> Task statement
Output each record below exactly as it stands, leaving out the pictures.

[Data about app and page elements]
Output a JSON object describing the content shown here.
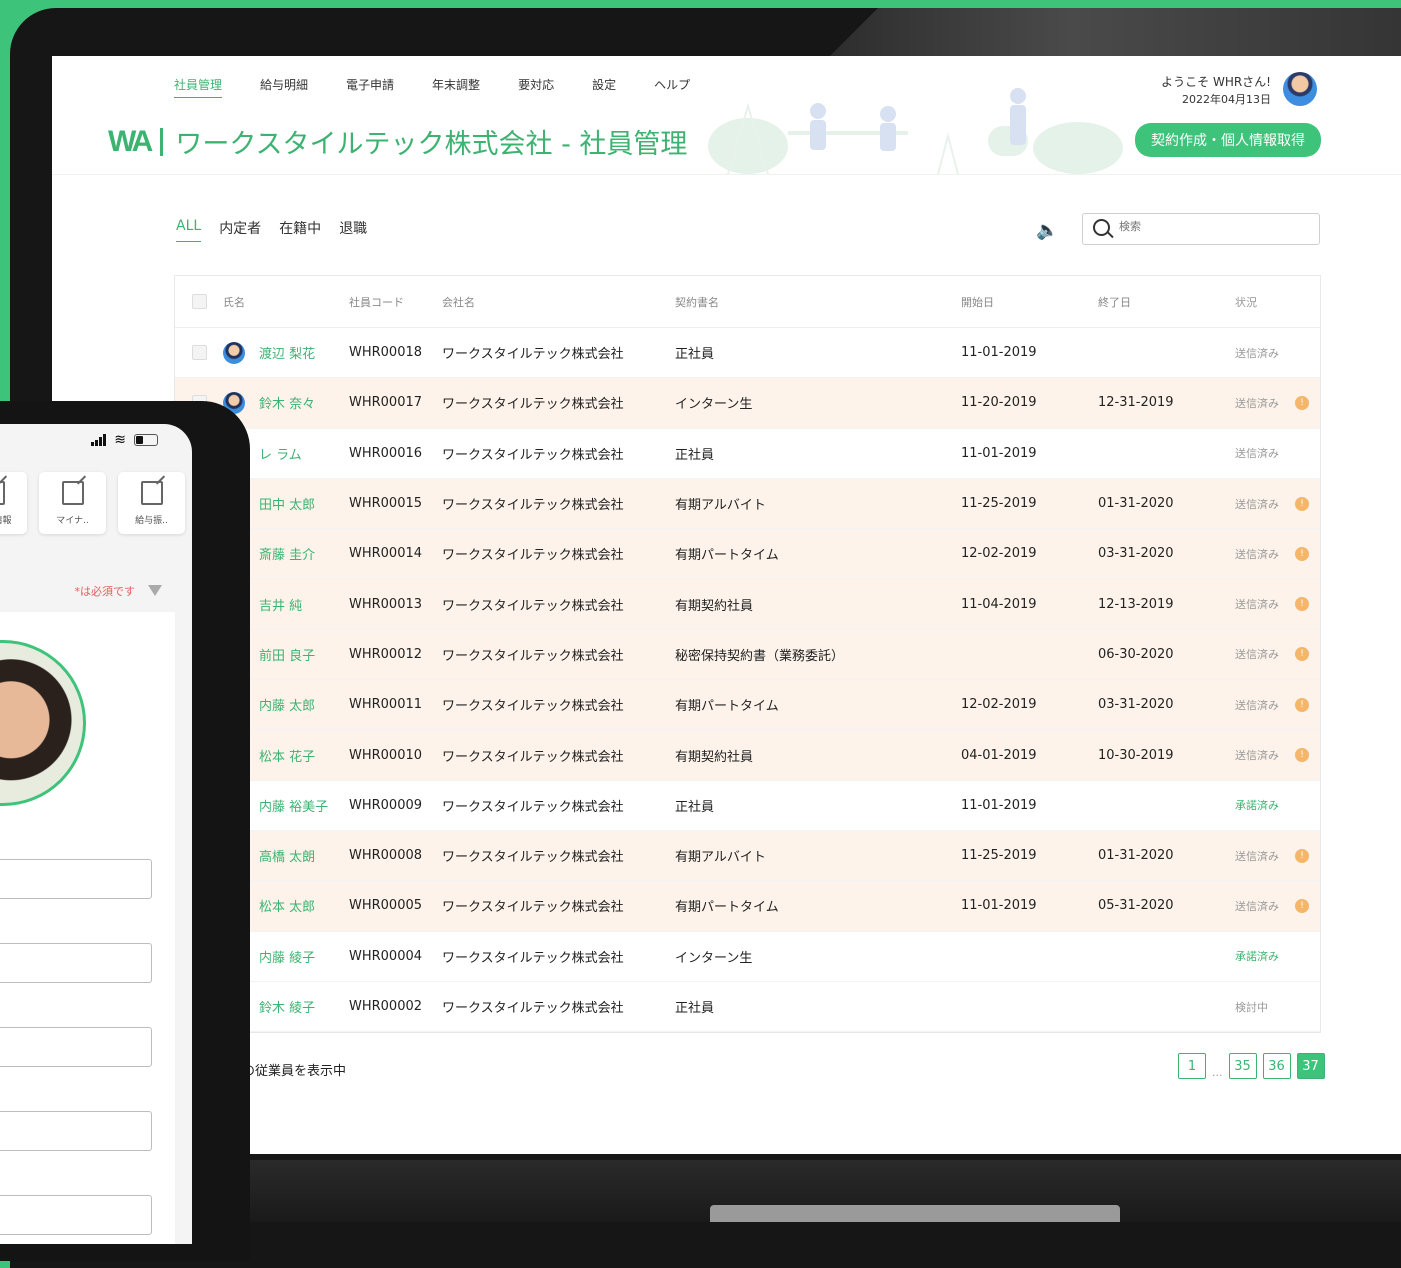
{
  "nav": [
    "社員管理",
    "給与明細",
    "電子申請",
    "年末調整",
    "要対応",
    "設定",
    "ヘルプ"
  ],
  "header": {
    "logo_mark": "WA",
    "title": "ワークスタイルテック株式会社 - 社員管理",
    "welcome": "ようこそ WHRさん!",
    "date": "2022年04月13日",
    "contract_button": "契約作成・個人情報取得"
  },
  "tabs": [
    "ALL",
    "内定者",
    "在籍中",
    "退職"
  ],
  "search": {
    "placeholder": "検索"
  },
  "columns": [
    "氏名",
    "社員コード",
    "会社名",
    "契約書名",
    "開始日",
    "終了日",
    "状況"
  ],
  "rows": [
    {
      "name": "渡辺 梨花",
      "code": "WHR00018",
      "company": "ワークスタイルテック株式会社",
      "doc": "正社員",
      "start": "11-01-2019",
      "end": "",
      "status": "送信済み",
      "alert": false
    },
    {
      "name": "鈴木 奈々",
      "code": "WHR00017",
      "company": "ワークスタイルテック株式会社",
      "doc": "インターン生",
      "start": "11-20-2019",
      "end": "12-31-2019",
      "status": "送信済み",
      "alert": true
    },
    {
      "name": "レ ラム",
      "code": "WHR00016",
      "company": "ワークスタイルテック株式会社",
      "doc": "正社員",
      "start": "11-01-2019",
      "end": "",
      "status": "送信済み",
      "alert": false
    },
    {
      "name": "田中 太郎",
      "code": "WHR00015",
      "company": "ワークスタイルテック株式会社",
      "doc": "有期アルバイト",
      "start": "11-25-2019",
      "end": "01-31-2020",
      "status": "送信済み",
      "alert": true
    },
    {
      "name": "斎藤 圭介",
      "code": "WHR00014",
      "company": "ワークスタイルテック株式会社",
      "doc": "有期パートタイム",
      "start": "12-02-2019",
      "end": "03-31-2020",
      "status": "送信済み",
      "alert": true
    },
    {
      "name": "吉井 純",
      "code": "WHR00013",
      "company": "ワークスタイルテック株式会社",
      "doc": "有期契約社員",
      "start": "11-04-2019",
      "end": "12-13-2019",
      "status": "送信済み",
      "alert": true
    },
    {
      "name": "前田 良子",
      "code": "WHR00012",
      "company": "ワークスタイルテック株式会社",
      "doc": "秘密保持契約書（業務委託）",
      "start": "",
      "end": "06-30-2020",
      "status": "送信済み",
      "alert": true
    },
    {
      "name": "内藤 太郎",
      "code": "WHR00011",
      "company": "ワークスタイルテック株式会社",
      "doc": "有期パートタイム",
      "start": "12-02-2019",
      "end": "03-31-2020",
      "status": "送信済み",
      "alert": true
    },
    {
      "name": "松本 花子",
      "code": "WHR00010",
      "company": "ワークスタイルテック株式会社",
      "doc": "有期契約社員",
      "start": "04-01-2019",
      "end": "10-30-2019",
      "status": "送信済み",
      "alert": true
    },
    {
      "name": "内藤 裕美子",
      "code": "WHR00009",
      "company": "ワークスタイルテック株式会社",
      "doc": "正社員",
      "start": "11-01-2019",
      "end": "",
      "status": "承諾済み",
      "alert": false
    },
    {
      "name": "高橋 太朗",
      "code": "WHR00008",
      "company": "ワークスタイルテック株式会社",
      "doc": "有期アルバイト",
      "start": "11-25-2019",
      "end": "01-31-2020",
      "status": "送信済み",
      "alert": true
    },
    {
      "name": "松本 太郎",
      "code": "WHR00005",
      "company": "ワークスタイルテック株式会社",
      "doc": "有期パートタイム",
      "start": "11-01-2019",
      "end": "05-31-2020",
      "status": "送信済み",
      "alert": true
    },
    {
      "name": "内藤 綾子",
      "code": "WHR00004",
      "company": "ワークスタイルテック株式会社",
      "doc": "インターン生",
      "start": "",
      "end": "",
      "status": "承諾済み",
      "alert": false
    },
    {
      "name": "鈴木 綾子",
      "code": "WHR00002",
      "company": "ワークスタイルテック株式会社",
      "doc": "正社員",
      "start": "",
      "end": "",
      "status": "検討中",
      "alert": false
    }
  ],
  "footer_text": "の従業員を表示中",
  "pager": {
    "first": "1",
    "ellipsis": "...",
    "pages": [
      "35",
      "36",
      "37"
    ],
    "current": "37"
  },
  "phone": {
    "cards": [
      "雇用情報",
      "マイナ..",
      "給与振.."
    ],
    "required_note": "*は必須です"
  },
  "colors": {
    "accent": "#3ec37a",
    "warn_row": "#fdf3eb",
    "alert": "#f5b66a"
  }
}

> Finished exercise
Output a JSON object describing the content shown here.
{
  "nav": [
    "社員管理",
    "給与明細",
    "電子申請",
    "年末調整",
    "要対応",
    "設定",
    "ヘルプ"
  ],
  "header": {
    "logo_mark": "WA",
    "title": "ワークスタイルテック株式会社 - 社員管理",
    "welcome": "ようこそ WHRさん!",
    "date": "2022年04月13日",
    "contract_button": "契約作成・個人情報取得"
  },
  "tabs": [
    "ALL",
    "内定者",
    "在籍中",
    "退職"
  ],
  "search": {
    "placeholder": "検索"
  },
  "columns": [
    "氏名",
    "社員コード",
    "会社名",
    "契約書名",
    "開始日",
    "終了日",
    "状況"
  ],
  "rows": [
    {
      "name": "渡辺 梨花",
      "code": "WHR00018",
      "company": "ワークスタイルテック株式会社",
      "doc": "正社員",
      "start": "11-01-2019",
      "end": "",
      "status": "送信済み",
      "alert": false
    },
    {
      "name": "鈴木 奈々",
      "code": "WHR00017",
      "company": "ワークスタイルテック株式会社",
      "doc": "インターン生",
      "start": "11-20-2019",
      "end": "12-31-2019",
      "status": "送信済み",
      "alert": true
    },
    {
      "name": "レ ラム",
      "code": "WHR00016",
      "company": "ワークスタイルテック株式会社",
      "doc": "正社員",
      "start": "11-01-2019",
      "end": "",
      "status": "送信済み",
      "alert": false
    },
    {
      "name": "田中 太郎",
      "code": "WHR00015",
      "company": "ワークスタイルテック株式会社",
      "doc": "有期アルバイト",
      "start": "11-25-2019",
      "end": "01-31-2020",
      "status": "送信済み",
      "alert": true
    },
    {
      "name": "斎藤 圭介",
      "code": "WHR00014",
      "company": "ワークスタイルテック株式会社",
      "doc": "有期パートタイム",
      "start": "12-02-2019",
      "end": "03-31-2020",
      "status": "送信済み",
      "alert": true
    },
    {
      "name": "吉井 純",
      "code": "WHR00013",
      "company": "ワークスタイルテック株式会社",
      "doc": "有期契約社員",
      "start": "11-04-2019",
      "end": "12-13-2019",
      "status": "送信済み",
      "alert": true
    },
    {
      "name": "前田 良子",
      "code": "WHR00012",
      "company": "ワークスタイルテック株式会社",
      "doc": "秘密保持契約書（業務委託）",
      "start": "",
      "end": "06-30-2020",
      "status": "送信済み",
      "alert": true
    },
    {
      "name": "内藤 太郎",
      "code": "WHR00011",
      "company": "ワークスタイルテック株式会社",
      "doc": "有期パートタイム",
      "start": "12-02-2019",
      "end": "03-31-2020",
      "status": "送信済み",
      "alert": true
    },
    {
      "name": "松本 花子",
      "code": "WHR00010",
      "company": "ワークスタイルテック株式会社",
      "doc": "有期契約社員",
      "start": "04-01-2019",
      "end": "10-30-2019",
      "status": "送信済み",
      "alert": true
    },
    {
      "name": "内藤 裕美子",
      "code": "WHR00009",
      "company": "ワークスタイルテック株式会社",
      "doc": "正社員",
      "start": "11-01-2019",
      "end": "",
      "status": "承諾済み",
      "alert": false
    },
    {
      "name": "高橋 太朗",
      "code": "WHR00008",
      "company": "ワークスタイルテック株式会社",
      "doc": "有期アルバイト",
      "start": "11-25-2019",
      "end": "01-31-2020",
      "status": "送信済み",
      "alert": true
    },
    {
      "name": "松本 太郎",
      "code": "WHR00005",
      "company": "ワークスタイルテック株式会社",
      "doc": "有期パートタイム",
      "start": "11-01-2019",
      "end": "05-31-2020",
      "status": "送信済み",
      "alert": true
    },
    {
      "name": "内藤 綾子",
      "code": "WHR00004",
      "company": "ワークスタイルテック株式会社",
      "doc": "インターン生",
      "start": "",
      "end": "",
      "status": "承諾済み",
      "alert": false
    },
    {
      "name": "鈴木 綾子",
      "code": "WHR00002",
      "company": "ワークスタイルテック株式会社",
      "doc": "正社員",
      "start": "",
      "end": "",
      "status": "検討中",
      "alert": false
    }
  ],
  "footer_text": "の従業員を表示中",
  "pager": {
    "first": "1",
    "ellipsis": "...",
    "pages": [
      "35",
      "36",
      "37"
    ],
    "current": "37"
  },
  "phone": {
    "cards": [
      "雇用情報",
      "マイナ..",
      "給与振.."
    ],
    "required_note": "*は必須です"
  },
  "colors": {
    "accent": "#3ec37a",
    "warn_row": "#fdf3eb",
    "alert": "#f5b66a"
  }
}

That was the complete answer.